NE-FX: WOW! no wonder people who lose their hair are so upset! What is the difference between prepared and unprepared hair?

LC: Prepared hair is pulled in lengths and sorted. That is one horrible job I only had to do once in my life and I have no plans to try it again.

NE-FX: Sorting hairs? that sounds exciting...NOT.  I understand there are different types of hair available o­n the market and I was wondering what type you use and what their main differences are?

LC: The cheapest is the Asian hair that has been bleached and coloured. This hair is really strong and suitable for big hairstyles and classical hairstyles. In the middle we find south European hair (Greece, Turkey) This can be good for general use. on top we find untreated European hair which is great for film and natural hairpieces.

NE-FX: Where did you learn how to make wigs?

LC: I learnt how to do it when I was an apprentice at the city theatre in Gothenburg (I spent a full 3 months as an apprentice and then they offered me a job! It should be three years.)

NE-FX: Kind of a crash course in wig making eh? During your freelance career, what sort of makeup are you doing?

LC: Everything, just like now. Whatever that pays the bills basically. If someone wants to pay me to do something I'll do it.  (long uncomfortable silence) NO! I was talking about makeup. Nothing else!

NE-FX: Yes of course, makeup! <wink> Have you ever worked for Film or TV?

LC: I have done a few films but nothing you would have seen anywhere else but in Sweden. The same goes for TV. A few TV series but all unknown outside Sweden.

NE-FX: What was the coolest makeup you did for movies or TV?

LC: I did makeup that simulated an ear and cheek injury o­n a very well known actor here in Scandinavia. It was unfortunately never used as the director got scared when he saw him. I was pretty gutted when they told me as I was really pleased with the result. It's always the ones that never happened that would have been soooo cool to do, isn't it?

NE-FX: It's true. 'the one that got away' is always the hardest to let go. Who has been your greatest inspiration in your work?

LC: I am sorry to be like everyone else but I have to say, Dick Smith. He will always be the master. Even if other people have done better makeup's (not saying that anyone has) his attitude and willingness to share knowledge should be an example for us all.

NE-FX: Don't be sorry, Dick Smith is an amazing man.
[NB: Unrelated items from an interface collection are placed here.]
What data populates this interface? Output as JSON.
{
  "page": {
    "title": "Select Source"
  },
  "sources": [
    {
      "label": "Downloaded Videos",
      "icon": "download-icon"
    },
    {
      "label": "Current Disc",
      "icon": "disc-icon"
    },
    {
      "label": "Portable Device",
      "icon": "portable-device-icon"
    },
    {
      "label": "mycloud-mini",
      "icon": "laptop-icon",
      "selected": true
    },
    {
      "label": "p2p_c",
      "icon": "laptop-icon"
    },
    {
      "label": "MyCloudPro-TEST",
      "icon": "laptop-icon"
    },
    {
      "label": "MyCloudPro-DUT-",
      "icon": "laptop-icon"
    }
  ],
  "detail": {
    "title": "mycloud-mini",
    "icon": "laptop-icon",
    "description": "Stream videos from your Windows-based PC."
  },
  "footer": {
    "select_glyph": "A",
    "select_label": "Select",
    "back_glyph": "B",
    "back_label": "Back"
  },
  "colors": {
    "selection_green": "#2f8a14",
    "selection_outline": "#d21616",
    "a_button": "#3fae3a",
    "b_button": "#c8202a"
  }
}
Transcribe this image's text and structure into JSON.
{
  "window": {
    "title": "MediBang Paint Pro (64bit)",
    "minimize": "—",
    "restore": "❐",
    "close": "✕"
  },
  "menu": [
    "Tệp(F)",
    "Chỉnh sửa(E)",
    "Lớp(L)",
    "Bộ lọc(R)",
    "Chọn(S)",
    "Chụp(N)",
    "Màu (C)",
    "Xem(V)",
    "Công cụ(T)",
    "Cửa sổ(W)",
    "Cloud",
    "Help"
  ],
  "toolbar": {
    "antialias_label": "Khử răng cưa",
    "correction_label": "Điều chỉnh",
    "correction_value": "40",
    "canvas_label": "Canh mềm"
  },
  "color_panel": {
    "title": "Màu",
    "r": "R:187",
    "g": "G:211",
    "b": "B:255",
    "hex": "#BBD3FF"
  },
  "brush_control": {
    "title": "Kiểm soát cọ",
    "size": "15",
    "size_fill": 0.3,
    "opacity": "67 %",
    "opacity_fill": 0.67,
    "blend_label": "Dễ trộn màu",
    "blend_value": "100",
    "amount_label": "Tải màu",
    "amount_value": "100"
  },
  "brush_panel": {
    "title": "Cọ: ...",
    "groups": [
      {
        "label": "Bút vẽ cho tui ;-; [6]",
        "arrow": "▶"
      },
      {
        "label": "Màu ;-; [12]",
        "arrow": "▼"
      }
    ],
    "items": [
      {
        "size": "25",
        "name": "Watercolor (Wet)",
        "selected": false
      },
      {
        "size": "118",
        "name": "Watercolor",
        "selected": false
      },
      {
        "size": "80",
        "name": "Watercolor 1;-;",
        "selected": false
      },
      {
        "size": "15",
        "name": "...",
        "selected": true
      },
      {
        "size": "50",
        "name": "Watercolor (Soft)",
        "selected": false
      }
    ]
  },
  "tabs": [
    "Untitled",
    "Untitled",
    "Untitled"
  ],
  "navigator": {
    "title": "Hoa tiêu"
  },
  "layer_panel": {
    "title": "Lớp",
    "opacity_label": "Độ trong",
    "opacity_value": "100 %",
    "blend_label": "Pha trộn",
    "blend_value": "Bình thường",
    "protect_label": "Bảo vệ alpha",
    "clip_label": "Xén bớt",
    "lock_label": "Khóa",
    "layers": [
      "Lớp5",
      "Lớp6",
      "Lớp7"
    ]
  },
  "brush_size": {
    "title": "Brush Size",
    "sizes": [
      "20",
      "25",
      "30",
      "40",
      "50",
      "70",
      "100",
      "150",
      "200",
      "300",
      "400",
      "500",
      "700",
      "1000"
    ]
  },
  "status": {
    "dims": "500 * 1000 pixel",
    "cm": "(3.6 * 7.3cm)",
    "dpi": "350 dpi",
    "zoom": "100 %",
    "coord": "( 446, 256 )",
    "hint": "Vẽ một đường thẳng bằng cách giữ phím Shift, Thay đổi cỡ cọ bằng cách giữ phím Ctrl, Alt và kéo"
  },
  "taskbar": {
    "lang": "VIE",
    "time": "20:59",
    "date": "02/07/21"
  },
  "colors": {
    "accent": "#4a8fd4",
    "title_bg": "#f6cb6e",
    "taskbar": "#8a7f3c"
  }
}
If you could meet with one person living or dead, and ask them one thing, who and what would it be?

LC: Well, here I have to refer to the previous question. I did meet Dick Smith two years ago in London but my brain turned to butter and I transformed to a three year old and couldn't think of anything clever to say. So whoever I meet that I admire like I admire Dick Smith will probably be a waste of time because I will be totally blank. The best question I have ever asked anyone was when I asked Heather if she wanted to marry me and she said Yes! I would happily re-live the moment to do that again!

NE-FX: Aww, that's cute. Tack så mycket for speaking with me today Lars, I have learned a lot from you and your site. We'll look for you at the shows!